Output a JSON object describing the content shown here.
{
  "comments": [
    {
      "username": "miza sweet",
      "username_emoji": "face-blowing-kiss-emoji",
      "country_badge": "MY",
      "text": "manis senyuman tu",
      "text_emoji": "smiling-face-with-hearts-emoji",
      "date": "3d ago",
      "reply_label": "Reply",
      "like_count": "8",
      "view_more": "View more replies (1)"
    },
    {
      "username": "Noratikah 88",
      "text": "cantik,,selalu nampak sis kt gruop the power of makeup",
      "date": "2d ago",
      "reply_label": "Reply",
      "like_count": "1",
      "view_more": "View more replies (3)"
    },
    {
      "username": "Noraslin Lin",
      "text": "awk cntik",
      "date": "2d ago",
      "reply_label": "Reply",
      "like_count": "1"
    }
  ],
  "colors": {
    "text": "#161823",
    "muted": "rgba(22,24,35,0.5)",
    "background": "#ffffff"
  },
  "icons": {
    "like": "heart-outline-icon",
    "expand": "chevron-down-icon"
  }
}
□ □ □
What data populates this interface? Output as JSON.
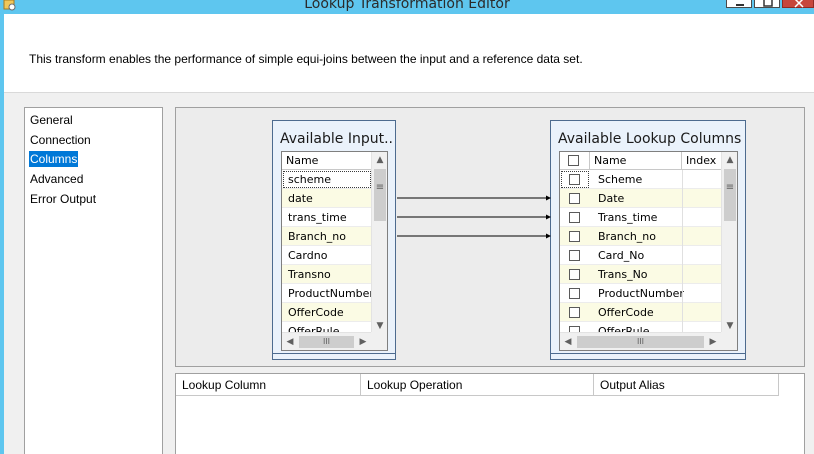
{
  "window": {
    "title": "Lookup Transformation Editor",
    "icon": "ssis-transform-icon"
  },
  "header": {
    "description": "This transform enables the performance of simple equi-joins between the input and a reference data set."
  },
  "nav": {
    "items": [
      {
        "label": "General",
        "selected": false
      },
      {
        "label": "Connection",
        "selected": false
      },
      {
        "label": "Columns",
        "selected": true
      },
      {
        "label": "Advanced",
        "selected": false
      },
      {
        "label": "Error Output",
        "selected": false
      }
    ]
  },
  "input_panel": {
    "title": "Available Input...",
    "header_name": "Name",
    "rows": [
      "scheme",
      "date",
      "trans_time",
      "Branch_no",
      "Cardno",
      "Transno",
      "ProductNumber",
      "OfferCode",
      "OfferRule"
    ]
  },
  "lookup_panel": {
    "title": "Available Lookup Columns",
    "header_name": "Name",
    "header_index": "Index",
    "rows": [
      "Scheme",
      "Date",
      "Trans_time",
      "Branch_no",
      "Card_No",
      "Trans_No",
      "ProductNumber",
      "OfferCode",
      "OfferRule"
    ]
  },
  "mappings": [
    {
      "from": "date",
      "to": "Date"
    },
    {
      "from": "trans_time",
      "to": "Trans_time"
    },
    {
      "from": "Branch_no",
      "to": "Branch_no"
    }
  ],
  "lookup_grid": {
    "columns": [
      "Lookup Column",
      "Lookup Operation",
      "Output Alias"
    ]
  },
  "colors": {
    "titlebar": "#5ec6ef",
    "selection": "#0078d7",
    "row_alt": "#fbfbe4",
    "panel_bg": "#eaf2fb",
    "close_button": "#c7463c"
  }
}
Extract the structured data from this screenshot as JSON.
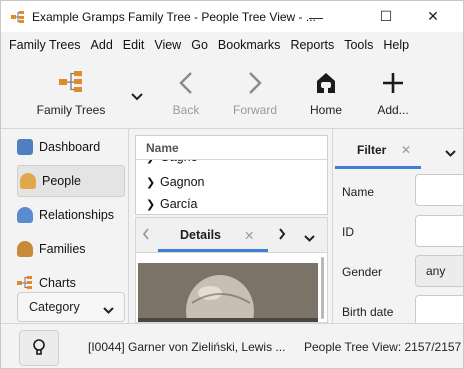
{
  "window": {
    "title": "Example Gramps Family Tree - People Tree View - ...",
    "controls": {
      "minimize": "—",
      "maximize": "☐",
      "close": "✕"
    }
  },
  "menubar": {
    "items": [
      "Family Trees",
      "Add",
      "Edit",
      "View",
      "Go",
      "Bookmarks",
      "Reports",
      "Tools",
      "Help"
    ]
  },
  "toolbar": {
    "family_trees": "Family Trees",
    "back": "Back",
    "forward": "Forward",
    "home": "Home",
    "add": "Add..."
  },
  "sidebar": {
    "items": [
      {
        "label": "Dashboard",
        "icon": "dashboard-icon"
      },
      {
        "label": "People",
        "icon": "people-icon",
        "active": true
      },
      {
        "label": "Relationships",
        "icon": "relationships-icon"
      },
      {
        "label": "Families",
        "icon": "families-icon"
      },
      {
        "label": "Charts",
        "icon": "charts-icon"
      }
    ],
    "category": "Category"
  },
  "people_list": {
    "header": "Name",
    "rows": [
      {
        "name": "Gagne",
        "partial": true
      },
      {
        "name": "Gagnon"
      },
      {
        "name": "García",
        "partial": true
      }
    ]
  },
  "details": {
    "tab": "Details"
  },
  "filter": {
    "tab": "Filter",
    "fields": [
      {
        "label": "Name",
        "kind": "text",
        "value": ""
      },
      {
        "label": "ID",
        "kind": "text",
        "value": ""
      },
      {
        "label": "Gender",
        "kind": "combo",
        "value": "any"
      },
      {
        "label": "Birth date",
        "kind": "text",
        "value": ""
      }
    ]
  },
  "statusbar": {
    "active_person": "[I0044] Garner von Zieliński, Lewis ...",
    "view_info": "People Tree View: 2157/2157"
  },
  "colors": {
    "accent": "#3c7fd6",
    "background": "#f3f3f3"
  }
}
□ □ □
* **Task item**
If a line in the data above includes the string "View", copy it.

* **Worked solution**
      "view_more": "View more replies (1)"
      "view_more": "View more replies (3)"
    "title": "Example Gramps Family Tree - People Tree View - ...",
      "View",
    "view_info": "People Tree View: 2157/2157"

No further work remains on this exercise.